It is not only the current leadership that is being decimated, but also, potentially, the future ranks. Among those who have died in the crackdown are Mr. Badie's 38-year-old son, the 17-year-old daughter of Freedom and Justice party leader Mohammed Beltagy, and Khaled al-Banna, grandson of the Brotherhood's founder, Hassan al-Banna. All were shot by security forces over the past week.
The fragmentation could have far-reaching consequences, for instance, if the government eventually wants to negotiate with the group. Ibrahim el-Houdaiby, a political analyst who belongs to a prominent Muslim Brotherhood family but left the organization in recent years, said the government, by trying to destroy the Brotherhood's leadership, may no longer have a negotiating partner that can keep the group's followers in line. He said the Brotherhood is already losing control over them. "It will lose a great part of its members to violent movements," he said.
With Egypt becoming increasingly polarized, the Brotherhood's opponents are cheering the group's possible demise. On Tuesday, the headline in the liberal Tahrir newspaper, named for the revolution that unfolded two years ago in Cairo's central Tahrir Square, trumpeted: "The End of the Brotherhood."
The Tamarod (rebel) movement, which led the massive street demonstrations that culminated in the coup that toppled Mr. Morsi, on Tuesday repeated its call to ban the Brotherhood.
Brotherhood figures are not the only ones in the cross hairs, however.

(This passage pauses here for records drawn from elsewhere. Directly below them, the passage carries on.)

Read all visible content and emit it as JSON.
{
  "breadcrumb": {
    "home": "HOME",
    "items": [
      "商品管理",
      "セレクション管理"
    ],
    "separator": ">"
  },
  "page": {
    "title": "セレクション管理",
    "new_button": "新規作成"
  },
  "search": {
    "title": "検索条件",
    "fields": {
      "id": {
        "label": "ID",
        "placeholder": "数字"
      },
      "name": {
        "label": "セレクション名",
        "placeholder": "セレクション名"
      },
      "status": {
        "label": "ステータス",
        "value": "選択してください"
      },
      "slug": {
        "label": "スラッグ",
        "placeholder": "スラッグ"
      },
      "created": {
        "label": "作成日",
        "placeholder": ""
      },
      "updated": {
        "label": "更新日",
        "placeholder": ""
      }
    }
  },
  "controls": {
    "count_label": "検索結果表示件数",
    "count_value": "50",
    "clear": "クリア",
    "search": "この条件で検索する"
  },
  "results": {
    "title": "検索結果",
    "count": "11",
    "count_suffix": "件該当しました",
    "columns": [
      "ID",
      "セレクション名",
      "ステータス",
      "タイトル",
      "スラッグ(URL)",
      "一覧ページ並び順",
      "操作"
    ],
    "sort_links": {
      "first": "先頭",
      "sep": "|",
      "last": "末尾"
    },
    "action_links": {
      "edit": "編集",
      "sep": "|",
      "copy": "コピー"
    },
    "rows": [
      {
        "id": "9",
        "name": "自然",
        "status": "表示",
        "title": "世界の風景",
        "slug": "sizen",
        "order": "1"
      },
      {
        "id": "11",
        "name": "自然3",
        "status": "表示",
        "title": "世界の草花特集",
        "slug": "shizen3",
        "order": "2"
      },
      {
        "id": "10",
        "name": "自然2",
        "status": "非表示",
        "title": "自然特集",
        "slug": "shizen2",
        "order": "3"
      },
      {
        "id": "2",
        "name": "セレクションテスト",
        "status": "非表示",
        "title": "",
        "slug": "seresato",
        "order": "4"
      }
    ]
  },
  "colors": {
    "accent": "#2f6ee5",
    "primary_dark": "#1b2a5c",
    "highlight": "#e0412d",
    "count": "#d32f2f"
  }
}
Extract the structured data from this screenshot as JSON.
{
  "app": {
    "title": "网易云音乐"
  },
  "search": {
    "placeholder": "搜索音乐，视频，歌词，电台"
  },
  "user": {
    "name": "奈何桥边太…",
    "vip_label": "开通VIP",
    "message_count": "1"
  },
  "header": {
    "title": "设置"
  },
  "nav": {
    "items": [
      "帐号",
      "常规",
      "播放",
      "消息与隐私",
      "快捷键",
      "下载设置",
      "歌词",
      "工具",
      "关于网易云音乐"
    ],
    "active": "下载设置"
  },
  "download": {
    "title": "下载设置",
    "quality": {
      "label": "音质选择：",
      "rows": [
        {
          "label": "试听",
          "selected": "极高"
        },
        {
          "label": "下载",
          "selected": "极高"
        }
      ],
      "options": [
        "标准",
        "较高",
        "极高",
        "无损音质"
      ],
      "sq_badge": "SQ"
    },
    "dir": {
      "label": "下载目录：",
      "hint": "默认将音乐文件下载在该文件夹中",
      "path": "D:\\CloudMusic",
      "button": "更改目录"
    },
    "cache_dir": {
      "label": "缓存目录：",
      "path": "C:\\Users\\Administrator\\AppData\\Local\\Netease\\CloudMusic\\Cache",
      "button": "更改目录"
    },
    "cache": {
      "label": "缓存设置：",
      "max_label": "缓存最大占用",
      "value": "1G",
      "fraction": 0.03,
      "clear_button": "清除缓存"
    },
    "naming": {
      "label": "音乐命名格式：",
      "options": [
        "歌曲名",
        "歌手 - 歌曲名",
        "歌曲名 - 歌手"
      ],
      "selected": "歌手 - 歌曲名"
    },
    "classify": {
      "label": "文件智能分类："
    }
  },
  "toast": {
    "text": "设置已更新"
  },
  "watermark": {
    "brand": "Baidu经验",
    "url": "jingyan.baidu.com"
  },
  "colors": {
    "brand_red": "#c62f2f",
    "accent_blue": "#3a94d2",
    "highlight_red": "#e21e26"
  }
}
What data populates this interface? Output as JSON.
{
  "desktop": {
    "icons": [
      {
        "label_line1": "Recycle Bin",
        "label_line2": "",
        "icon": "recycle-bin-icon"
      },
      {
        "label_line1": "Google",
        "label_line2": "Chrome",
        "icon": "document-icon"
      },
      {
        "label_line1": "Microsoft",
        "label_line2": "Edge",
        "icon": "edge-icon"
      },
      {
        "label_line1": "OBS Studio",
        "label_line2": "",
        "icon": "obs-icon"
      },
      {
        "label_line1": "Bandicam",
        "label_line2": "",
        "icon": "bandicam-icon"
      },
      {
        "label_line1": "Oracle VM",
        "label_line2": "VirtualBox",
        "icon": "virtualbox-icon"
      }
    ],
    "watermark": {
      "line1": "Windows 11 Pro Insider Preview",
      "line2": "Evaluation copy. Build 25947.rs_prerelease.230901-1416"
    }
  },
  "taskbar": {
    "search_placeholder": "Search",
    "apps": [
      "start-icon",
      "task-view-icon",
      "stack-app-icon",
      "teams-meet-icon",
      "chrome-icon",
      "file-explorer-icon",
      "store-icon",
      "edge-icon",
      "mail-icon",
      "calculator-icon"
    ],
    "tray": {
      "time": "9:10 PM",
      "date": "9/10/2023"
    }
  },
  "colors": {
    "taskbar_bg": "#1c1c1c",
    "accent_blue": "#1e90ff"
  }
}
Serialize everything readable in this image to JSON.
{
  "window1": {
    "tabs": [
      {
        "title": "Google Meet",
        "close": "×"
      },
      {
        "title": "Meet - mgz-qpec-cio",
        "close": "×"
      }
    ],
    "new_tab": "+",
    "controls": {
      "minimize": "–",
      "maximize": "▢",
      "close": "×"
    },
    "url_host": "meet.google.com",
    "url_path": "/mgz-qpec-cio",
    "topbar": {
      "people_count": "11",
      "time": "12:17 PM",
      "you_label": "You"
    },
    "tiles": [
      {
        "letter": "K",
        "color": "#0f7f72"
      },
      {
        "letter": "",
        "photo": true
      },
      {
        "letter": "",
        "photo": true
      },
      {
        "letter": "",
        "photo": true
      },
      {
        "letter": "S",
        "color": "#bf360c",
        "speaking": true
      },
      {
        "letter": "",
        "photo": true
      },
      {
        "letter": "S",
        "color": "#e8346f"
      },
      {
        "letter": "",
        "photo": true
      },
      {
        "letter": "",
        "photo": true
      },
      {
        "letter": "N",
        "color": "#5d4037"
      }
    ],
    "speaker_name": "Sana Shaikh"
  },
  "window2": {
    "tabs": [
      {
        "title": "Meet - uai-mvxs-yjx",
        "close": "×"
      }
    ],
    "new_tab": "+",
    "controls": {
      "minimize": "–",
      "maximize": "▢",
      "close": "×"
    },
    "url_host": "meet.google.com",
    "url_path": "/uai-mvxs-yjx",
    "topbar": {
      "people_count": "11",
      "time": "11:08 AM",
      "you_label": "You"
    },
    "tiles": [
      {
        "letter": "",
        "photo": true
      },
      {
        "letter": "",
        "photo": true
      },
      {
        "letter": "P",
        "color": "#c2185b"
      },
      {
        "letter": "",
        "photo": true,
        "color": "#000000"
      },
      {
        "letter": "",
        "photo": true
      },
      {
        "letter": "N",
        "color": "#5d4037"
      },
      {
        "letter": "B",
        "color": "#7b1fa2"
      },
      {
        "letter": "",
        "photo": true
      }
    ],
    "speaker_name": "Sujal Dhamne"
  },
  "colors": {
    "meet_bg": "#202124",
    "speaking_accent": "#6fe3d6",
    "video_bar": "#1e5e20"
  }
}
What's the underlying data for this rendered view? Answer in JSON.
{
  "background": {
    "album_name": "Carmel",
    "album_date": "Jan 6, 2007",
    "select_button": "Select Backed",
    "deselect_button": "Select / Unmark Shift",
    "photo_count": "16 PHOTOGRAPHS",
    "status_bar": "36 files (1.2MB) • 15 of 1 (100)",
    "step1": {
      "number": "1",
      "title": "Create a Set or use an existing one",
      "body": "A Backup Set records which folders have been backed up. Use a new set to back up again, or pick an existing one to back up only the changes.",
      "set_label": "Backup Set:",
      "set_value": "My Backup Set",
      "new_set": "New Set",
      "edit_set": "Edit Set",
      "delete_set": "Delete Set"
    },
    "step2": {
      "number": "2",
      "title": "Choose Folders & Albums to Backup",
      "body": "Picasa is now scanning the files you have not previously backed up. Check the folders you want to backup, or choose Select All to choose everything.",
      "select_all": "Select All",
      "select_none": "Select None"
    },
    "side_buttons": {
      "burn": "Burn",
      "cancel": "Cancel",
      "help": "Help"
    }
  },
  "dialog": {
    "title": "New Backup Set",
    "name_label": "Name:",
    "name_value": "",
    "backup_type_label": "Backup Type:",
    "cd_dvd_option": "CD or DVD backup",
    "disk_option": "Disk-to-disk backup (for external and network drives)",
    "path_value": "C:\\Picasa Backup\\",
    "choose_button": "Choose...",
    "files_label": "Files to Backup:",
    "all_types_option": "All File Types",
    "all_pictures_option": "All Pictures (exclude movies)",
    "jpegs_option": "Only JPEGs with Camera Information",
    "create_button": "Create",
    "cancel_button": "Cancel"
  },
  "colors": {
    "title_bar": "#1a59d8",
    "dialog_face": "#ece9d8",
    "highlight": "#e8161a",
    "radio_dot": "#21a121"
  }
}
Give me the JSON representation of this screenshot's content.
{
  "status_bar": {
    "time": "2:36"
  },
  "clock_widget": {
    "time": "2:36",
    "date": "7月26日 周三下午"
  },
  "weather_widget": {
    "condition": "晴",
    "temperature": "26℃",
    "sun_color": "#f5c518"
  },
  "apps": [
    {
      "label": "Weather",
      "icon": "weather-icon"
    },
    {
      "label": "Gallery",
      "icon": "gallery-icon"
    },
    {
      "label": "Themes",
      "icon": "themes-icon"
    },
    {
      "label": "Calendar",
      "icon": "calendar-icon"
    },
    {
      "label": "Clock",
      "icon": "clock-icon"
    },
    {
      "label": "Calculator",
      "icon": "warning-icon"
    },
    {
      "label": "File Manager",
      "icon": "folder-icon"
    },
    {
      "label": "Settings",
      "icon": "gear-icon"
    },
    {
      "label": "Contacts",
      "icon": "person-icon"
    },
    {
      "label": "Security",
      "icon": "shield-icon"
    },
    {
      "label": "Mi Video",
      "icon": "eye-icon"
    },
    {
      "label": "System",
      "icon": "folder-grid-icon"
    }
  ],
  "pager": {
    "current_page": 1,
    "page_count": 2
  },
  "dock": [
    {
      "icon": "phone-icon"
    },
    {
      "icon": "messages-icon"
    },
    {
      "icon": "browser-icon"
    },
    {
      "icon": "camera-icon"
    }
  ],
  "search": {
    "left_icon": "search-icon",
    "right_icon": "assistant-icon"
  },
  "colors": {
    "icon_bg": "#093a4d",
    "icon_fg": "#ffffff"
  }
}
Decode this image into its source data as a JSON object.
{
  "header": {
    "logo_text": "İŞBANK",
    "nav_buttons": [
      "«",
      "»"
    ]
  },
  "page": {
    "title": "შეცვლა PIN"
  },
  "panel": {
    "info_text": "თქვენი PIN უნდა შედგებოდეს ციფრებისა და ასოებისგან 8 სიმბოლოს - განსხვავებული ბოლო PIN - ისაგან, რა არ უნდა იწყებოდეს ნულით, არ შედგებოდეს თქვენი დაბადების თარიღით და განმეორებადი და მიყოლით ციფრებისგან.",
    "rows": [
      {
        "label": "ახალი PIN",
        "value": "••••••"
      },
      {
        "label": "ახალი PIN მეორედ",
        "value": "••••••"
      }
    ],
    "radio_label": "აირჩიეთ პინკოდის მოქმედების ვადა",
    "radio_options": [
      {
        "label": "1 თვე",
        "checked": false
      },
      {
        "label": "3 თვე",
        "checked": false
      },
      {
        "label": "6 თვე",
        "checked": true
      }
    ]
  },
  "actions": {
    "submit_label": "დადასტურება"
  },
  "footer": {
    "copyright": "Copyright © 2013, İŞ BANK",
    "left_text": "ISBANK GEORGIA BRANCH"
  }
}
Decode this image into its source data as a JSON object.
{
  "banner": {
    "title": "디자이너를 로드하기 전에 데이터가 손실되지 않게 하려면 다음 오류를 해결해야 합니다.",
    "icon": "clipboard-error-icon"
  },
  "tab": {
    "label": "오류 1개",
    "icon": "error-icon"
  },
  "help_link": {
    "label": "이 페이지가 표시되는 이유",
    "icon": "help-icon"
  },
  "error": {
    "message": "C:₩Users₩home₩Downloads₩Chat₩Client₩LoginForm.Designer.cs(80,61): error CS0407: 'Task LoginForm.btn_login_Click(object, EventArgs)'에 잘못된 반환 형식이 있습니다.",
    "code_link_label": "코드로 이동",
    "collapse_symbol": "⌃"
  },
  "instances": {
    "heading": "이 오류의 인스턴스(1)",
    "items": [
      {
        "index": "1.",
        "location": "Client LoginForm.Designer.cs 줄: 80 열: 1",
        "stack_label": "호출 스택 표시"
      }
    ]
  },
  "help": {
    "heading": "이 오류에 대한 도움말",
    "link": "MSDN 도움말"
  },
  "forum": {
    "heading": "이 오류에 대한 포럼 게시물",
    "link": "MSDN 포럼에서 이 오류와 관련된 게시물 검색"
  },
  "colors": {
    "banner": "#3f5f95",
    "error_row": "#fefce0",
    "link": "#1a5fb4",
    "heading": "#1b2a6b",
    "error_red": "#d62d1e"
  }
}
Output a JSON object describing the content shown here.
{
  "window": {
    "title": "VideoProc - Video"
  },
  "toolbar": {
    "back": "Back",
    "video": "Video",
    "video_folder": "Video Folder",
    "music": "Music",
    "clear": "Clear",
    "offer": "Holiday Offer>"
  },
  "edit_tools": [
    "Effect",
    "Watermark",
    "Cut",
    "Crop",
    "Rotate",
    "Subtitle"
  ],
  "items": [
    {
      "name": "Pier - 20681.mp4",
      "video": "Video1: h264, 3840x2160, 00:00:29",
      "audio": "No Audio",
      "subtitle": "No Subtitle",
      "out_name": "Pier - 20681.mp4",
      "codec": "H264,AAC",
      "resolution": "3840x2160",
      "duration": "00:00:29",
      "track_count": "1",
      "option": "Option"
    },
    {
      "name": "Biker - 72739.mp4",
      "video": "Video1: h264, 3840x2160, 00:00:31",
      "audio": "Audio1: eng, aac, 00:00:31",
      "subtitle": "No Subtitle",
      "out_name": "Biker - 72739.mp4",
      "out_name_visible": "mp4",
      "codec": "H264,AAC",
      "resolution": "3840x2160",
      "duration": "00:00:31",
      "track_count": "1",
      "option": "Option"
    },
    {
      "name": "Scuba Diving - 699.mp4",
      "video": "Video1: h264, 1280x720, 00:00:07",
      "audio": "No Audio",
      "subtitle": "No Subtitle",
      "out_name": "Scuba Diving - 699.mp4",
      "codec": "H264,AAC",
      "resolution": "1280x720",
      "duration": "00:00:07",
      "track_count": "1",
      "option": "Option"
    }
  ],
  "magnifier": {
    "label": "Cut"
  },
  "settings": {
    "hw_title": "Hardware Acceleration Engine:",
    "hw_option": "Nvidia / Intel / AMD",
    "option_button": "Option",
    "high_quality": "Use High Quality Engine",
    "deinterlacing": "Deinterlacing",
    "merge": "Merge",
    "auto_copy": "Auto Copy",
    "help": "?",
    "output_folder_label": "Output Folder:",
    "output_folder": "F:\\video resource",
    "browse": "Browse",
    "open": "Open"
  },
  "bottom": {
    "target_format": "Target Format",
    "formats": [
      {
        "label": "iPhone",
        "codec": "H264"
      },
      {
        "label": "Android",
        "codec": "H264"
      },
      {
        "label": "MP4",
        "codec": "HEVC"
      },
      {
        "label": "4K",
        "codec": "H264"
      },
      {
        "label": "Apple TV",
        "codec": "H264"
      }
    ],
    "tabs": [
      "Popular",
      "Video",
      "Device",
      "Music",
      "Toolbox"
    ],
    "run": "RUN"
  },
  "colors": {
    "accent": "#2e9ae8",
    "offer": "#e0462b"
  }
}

Also Tuesday, a lawsuit was filed against Mohamed ElBaradei, who briefly served as Egypt's vice president after Mr. Morsi's ouster before resigning in protest at the bloodshed last week and leaving the country.
The case was brought by an Egyptian professor, who accused him of "betrayal of trust" for quitting his post.